Collection entries
*** Begin section ***

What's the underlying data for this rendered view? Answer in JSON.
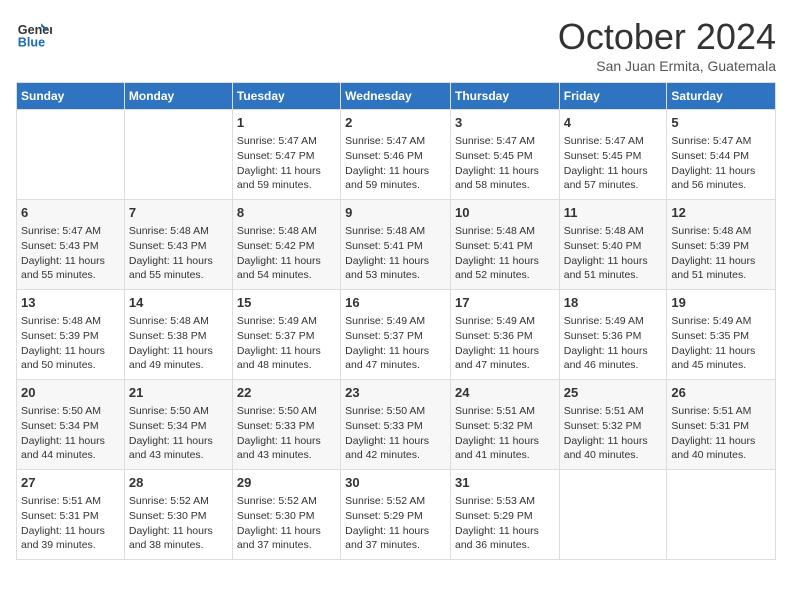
{
  "header": {
    "logo_line1": "General",
    "logo_line2": "Blue",
    "month": "October 2024",
    "location": "San Juan Ermita, Guatemala"
  },
  "days_of_week": [
    "Sunday",
    "Monday",
    "Tuesday",
    "Wednesday",
    "Thursday",
    "Friday",
    "Saturday"
  ],
  "weeks": [
    [
      {
        "day": "",
        "info": ""
      },
      {
        "day": "",
        "info": ""
      },
      {
        "day": "1",
        "info": "Sunrise: 5:47 AM\nSunset: 5:47 PM\nDaylight: 11 hours\nand 59 minutes."
      },
      {
        "day": "2",
        "info": "Sunrise: 5:47 AM\nSunset: 5:46 PM\nDaylight: 11 hours\nand 59 minutes."
      },
      {
        "day": "3",
        "info": "Sunrise: 5:47 AM\nSunset: 5:45 PM\nDaylight: 11 hours\nand 58 minutes."
      },
      {
        "day": "4",
        "info": "Sunrise: 5:47 AM\nSunset: 5:45 PM\nDaylight: 11 hours\nand 57 minutes."
      },
      {
        "day": "5",
        "info": "Sunrise: 5:47 AM\nSunset: 5:44 PM\nDaylight: 11 hours\nand 56 minutes."
      }
    ],
    [
      {
        "day": "6",
        "info": "Sunrise: 5:47 AM\nSunset: 5:43 PM\nDaylight: 11 hours\nand 55 minutes."
      },
      {
        "day": "7",
        "info": "Sunrise: 5:48 AM\nSunset: 5:43 PM\nDaylight: 11 hours\nand 55 minutes."
      },
      {
        "day": "8",
        "info": "Sunrise: 5:48 AM\nSunset: 5:42 PM\nDaylight: 11 hours\nand 54 minutes."
      },
      {
        "day": "9",
        "info": "Sunrise: 5:48 AM\nSunset: 5:41 PM\nDaylight: 11 hours\nand 53 minutes."
      },
      {
        "day": "10",
        "info": "Sunrise: 5:48 AM\nSunset: 5:41 PM\nDaylight: 11 hours\nand 52 minutes."
      },
      {
        "day": "11",
        "info": "Sunrise: 5:48 AM\nSunset: 5:40 PM\nDaylight: 11 hours\nand 51 minutes."
      },
      {
        "day": "12",
        "info": "Sunrise: 5:48 AM\nSunset: 5:39 PM\nDaylight: 11 hours\nand 51 minutes."
      }
    ],
    [
      {
        "day": "13",
        "info": "Sunrise: 5:48 AM\nSunset: 5:39 PM\nDaylight: 11 hours\nand 50 minutes."
      },
      {
        "day": "14",
        "info": "Sunrise: 5:48 AM\nSunset: 5:38 PM\nDaylight: 11 hours\nand 49 minutes."
      },
      {
        "day": "15",
        "info": "Sunrise: 5:49 AM\nSunset: 5:37 PM\nDaylight: 11 hours\nand 48 minutes."
      },
      {
        "day": "16",
        "info": "Sunrise: 5:49 AM\nSunset: 5:37 PM\nDaylight: 11 hours\nand 47 minutes."
      },
      {
        "day": "17",
        "info": "Sunrise: 5:49 AM\nSunset: 5:36 PM\nDaylight: 11 hours\nand 47 minutes."
      },
      {
        "day": "18",
        "info": "Sunrise: 5:49 AM\nSunset: 5:36 PM\nDaylight: 11 hours\nand 46 minutes."
      },
      {
        "day": "19",
        "info": "Sunrise: 5:49 AM\nSunset: 5:35 PM\nDaylight: 11 hours\nand 45 minutes."
      }
    ],
    [
      {
        "day": "20",
        "info": "Sunrise: 5:50 AM\nSunset: 5:34 PM\nDaylight: 11 hours\nand 44 minutes."
      },
      {
        "day": "21",
        "info": "Sunrise: 5:50 AM\nSunset: 5:34 PM\nDaylight: 11 hours\nand 43 minutes."
      },
      {
        "day": "22",
        "info": "Sunrise: 5:50 AM\nSunset: 5:33 PM\nDaylight: 11 hours\nand 43 minutes."
      },
      {
        "day": "23",
        "info": "Sunrise: 5:50 AM\nSunset: 5:33 PM\nDaylight: 11 hours\nand 42 minutes."
      },
      {
        "day": "24",
        "info": "Sunrise: 5:51 AM\nSunset: 5:32 PM\nDaylight: 11 hours\nand 41 minutes."
      },
      {
        "day": "25",
        "info": "Sunrise: 5:51 AM\nSunset: 5:32 PM\nDaylight: 11 hours\nand 40 minutes."
      },
      {
        "day": "26",
        "info": "Sunrise: 5:51 AM\nSunset: 5:31 PM\nDaylight: 11 hours\nand 40 minutes."
      }
    ],
    [
      {
        "day": "27",
        "info": "Sunrise: 5:51 AM\nSunset: 5:31 PM\nDaylight: 11 hours\nand 39 minutes."
      },
      {
        "day": "28",
        "info": "Sunrise: 5:52 AM\nSunset: 5:30 PM\nDaylight: 11 hours\nand 38 minutes."
      },
      {
        "day": "29",
        "info": "Sunrise: 5:52 AM\nSunset: 5:30 PM\nDaylight: 11 hours\nand 37 minutes."
      },
      {
        "day": "30",
        "info": "Sunrise: 5:52 AM\nSunset: 5:29 PM\nDaylight: 11 hours\nand 37 minutes."
      },
      {
        "day": "31",
        "info": "Sunrise: 5:53 AM\nSunset: 5:29 PM\nDaylight: 11 hours\nand 36 minutes."
      },
      {
        "day": "",
        "info": ""
      },
      {
        "day": "",
        "info": ""
      }
    ]
  ]
}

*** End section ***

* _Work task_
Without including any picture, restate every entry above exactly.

* _Finished exercise_
What's the underlying data for this rendered view? Answer in JSON.
{
  "header": {
    "logo_line1": "General",
    "logo_line2": "Blue",
    "month": "October 2024",
    "location": "San Juan Ermita, Guatemala"
  },
  "days_of_week": [
    "Sunday",
    "Monday",
    "Tuesday",
    "Wednesday",
    "Thursday",
    "Friday",
    "Saturday"
  ],
  "weeks": [
    [
      {
        "day": "",
        "info": ""
      },
      {
        "day": "",
        "info": ""
      },
      {
        "day": "1",
        "info": "Sunrise: 5:47 AM\nSunset: 5:47 PM\nDaylight: 11 hours\nand 59 minutes."
      },
      {
        "day": "2",
        "info": "Sunrise: 5:47 AM\nSunset: 5:46 PM\nDaylight: 11 hours\nand 59 minutes."
      },
      {
        "day": "3",
        "info": "Sunrise: 5:47 AM\nSunset: 5:45 PM\nDaylight: 11 hours\nand 58 minutes."
      },
      {
        "day": "4",
        "info": "Sunrise: 5:47 AM\nSunset: 5:45 PM\nDaylight: 11 hours\nand 57 minutes."
      },
      {
        "day": "5",
        "info": "Sunrise: 5:47 AM\nSunset: 5:44 PM\nDaylight: 11 hours\nand 56 minutes."
      }
    ],
    [
      {
        "day": "6",
        "info": "Sunrise: 5:47 AM\nSunset: 5:43 PM\nDaylight: 11 hours\nand 55 minutes."
      },
      {
        "day": "7",
        "info": "Sunrise: 5:48 AM\nSunset: 5:43 PM\nDaylight: 11 hours\nand 55 minutes."
      },
      {
        "day": "8",
        "info": "Sunrise: 5:48 AM\nSunset: 5:42 PM\nDaylight: 11 hours\nand 54 minutes."
      },
      {
        "day": "9",
        "info": "Sunrise: 5:48 AM\nSunset: 5:41 PM\nDaylight: 11 hours\nand 53 minutes."
      },
      {
        "day": "10",
        "info": "Sunrise: 5:48 AM\nSunset: 5:41 PM\nDaylight: 11 hours\nand 52 minutes."
      },
      {
        "day": "11",
        "info": "Sunrise: 5:48 AM\nSunset: 5:40 PM\nDaylight: 11 hours\nand 51 minutes."
      },
      {
        "day": "12",
        "info": "Sunrise: 5:48 AM\nSunset: 5:39 PM\nDaylight: 11 hours\nand 51 minutes."
      }
    ],
    [
      {
        "day": "13",
        "info": "Sunrise: 5:48 AM\nSunset: 5:39 PM\nDaylight: 11 hours\nand 50 minutes."
      },
      {
        "day": "14",
        "info": "Sunrise: 5:48 AM\nSunset: 5:38 PM\nDaylight: 11 hours\nand 49 minutes."
      },
      {
        "day": "15",
        "info": "Sunrise: 5:49 AM\nSunset: 5:37 PM\nDaylight: 11 hours\nand 48 minutes."
      },
      {
        "day": "16",
        "info": "Sunrise: 5:49 AM\nSunset: 5:37 PM\nDaylight: 11 hours\nand 47 minutes."
      },
      {
        "day": "17",
        "info": "Sunrise: 5:49 AM\nSunset: 5:36 PM\nDaylight: 11 hours\nand 47 minutes."
      },
      {
        "day": "18",
        "info": "Sunrise: 5:49 AM\nSunset: 5:36 PM\nDaylight: 11 hours\nand 46 minutes."
      },
      {
        "day": "19",
        "info": "Sunrise: 5:49 AM\nSunset: 5:35 PM\nDaylight: 11 hours\nand 45 minutes."
      }
    ],
    [
      {
        "day": "20",
        "info": "Sunrise: 5:50 AM\nSunset: 5:34 PM\nDaylight: 11 hours\nand 44 minutes."
      },
      {
        "day": "21",
        "info": "Sunrise: 5:50 AM\nSunset: 5:34 PM\nDaylight: 11 hours\nand 43 minutes."
      },
      {
        "day": "22",
        "info": "Sunrise: 5:50 AM\nSunset: 5:33 PM\nDaylight: 11 hours\nand 43 minutes."
      },
      {
        "day": "23",
        "info": "Sunrise: 5:50 AM\nSunset: 5:33 PM\nDaylight: 11 hours\nand 42 minutes."
      },
      {
        "day": "24",
        "info": "Sunrise: 5:51 AM\nSunset: 5:32 PM\nDaylight: 11 hours\nand 41 minutes."
      },
      {
        "day": "25",
        "info": "Sunrise: 5:51 AM\nSunset: 5:32 PM\nDaylight: 11 hours\nand 40 minutes."
      },
      {
        "day": "26",
        "info": "Sunrise: 5:51 AM\nSunset: 5:31 PM\nDaylight: 11 hours\nand 40 minutes."
      }
    ],
    [
      {
        "day": "27",
        "info": "Sunrise: 5:51 AM\nSunset: 5:31 PM\nDaylight: 11 hours\nand 39 minutes."
      },
      {
        "day": "28",
        "info": "Sunrise: 5:52 AM\nSunset: 5:30 PM\nDaylight: 11 hours\nand 38 minutes."
      },
      {
        "day": "29",
        "info": "Sunrise: 5:52 AM\nSunset: 5:30 PM\nDaylight: 11 hours\nand 37 minutes."
      },
      {
        "day": "30",
        "info": "Sunrise: 5:52 AM\nSunset: 5:29 PM\nDaylight: 11 hours\nand 37 minutes."
      },
      {
        "day": "31",
        "info": "Sunrise: 5:53 AM\nSunset: 5:29 PM\nDaylight: 11 hours\nand 36 minutes."
      },
      {
        "day": "",
        "info": ""
      },
      {
        "day": "",
        "info": ""
      }
    ]
  ]
}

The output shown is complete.